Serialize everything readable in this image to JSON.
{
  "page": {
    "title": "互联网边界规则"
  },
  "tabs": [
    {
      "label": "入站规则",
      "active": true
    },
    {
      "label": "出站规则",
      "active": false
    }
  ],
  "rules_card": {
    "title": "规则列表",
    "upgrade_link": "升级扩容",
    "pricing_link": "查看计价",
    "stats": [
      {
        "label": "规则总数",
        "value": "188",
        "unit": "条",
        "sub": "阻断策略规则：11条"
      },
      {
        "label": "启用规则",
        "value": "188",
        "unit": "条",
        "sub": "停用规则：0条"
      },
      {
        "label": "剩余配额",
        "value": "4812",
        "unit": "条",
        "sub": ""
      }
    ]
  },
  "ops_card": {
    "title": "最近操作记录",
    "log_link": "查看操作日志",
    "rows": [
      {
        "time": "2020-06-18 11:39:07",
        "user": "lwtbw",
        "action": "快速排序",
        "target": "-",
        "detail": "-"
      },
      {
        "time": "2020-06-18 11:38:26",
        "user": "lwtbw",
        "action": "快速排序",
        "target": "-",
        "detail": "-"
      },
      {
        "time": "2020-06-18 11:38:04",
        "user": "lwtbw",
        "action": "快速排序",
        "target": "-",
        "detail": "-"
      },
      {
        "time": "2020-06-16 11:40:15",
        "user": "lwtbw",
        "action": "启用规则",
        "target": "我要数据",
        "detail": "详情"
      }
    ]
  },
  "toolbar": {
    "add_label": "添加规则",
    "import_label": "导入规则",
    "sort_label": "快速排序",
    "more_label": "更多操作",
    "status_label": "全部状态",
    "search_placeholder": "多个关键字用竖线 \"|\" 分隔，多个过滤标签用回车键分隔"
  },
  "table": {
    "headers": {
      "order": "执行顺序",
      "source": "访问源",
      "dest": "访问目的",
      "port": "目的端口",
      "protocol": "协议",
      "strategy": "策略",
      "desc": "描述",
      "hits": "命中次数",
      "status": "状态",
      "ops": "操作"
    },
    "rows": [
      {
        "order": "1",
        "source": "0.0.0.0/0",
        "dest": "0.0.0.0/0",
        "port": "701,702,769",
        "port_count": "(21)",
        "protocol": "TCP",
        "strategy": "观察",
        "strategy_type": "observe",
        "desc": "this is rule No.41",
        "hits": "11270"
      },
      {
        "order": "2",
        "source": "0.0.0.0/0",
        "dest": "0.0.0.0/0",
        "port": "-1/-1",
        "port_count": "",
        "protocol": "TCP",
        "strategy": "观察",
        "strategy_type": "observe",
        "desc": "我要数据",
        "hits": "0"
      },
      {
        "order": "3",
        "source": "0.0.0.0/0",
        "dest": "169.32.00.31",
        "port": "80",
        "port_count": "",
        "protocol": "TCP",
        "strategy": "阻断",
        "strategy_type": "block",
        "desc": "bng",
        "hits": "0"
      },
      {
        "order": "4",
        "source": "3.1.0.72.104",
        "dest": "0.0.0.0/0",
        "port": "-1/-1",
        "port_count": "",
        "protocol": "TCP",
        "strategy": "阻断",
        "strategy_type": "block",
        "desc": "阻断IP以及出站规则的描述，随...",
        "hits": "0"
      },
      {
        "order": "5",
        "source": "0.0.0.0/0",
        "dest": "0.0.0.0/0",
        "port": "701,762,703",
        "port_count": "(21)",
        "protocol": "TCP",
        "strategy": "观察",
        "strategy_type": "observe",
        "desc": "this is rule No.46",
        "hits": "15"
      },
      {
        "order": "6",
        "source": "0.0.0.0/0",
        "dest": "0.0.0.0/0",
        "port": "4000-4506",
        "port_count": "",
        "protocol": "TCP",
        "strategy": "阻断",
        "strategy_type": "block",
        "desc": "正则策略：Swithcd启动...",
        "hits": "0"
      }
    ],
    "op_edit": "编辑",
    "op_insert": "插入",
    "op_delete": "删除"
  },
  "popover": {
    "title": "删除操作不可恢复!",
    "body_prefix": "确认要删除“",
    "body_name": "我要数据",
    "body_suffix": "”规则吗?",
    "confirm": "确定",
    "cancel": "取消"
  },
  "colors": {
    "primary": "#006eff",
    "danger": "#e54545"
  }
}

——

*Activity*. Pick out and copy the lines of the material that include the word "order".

*Solved problem*.
      "order": "执行顺序",
        "order": "1",
        "order": "2",
        "order": "3",
        "order": "4",
        "order": "5",
        "order": "6",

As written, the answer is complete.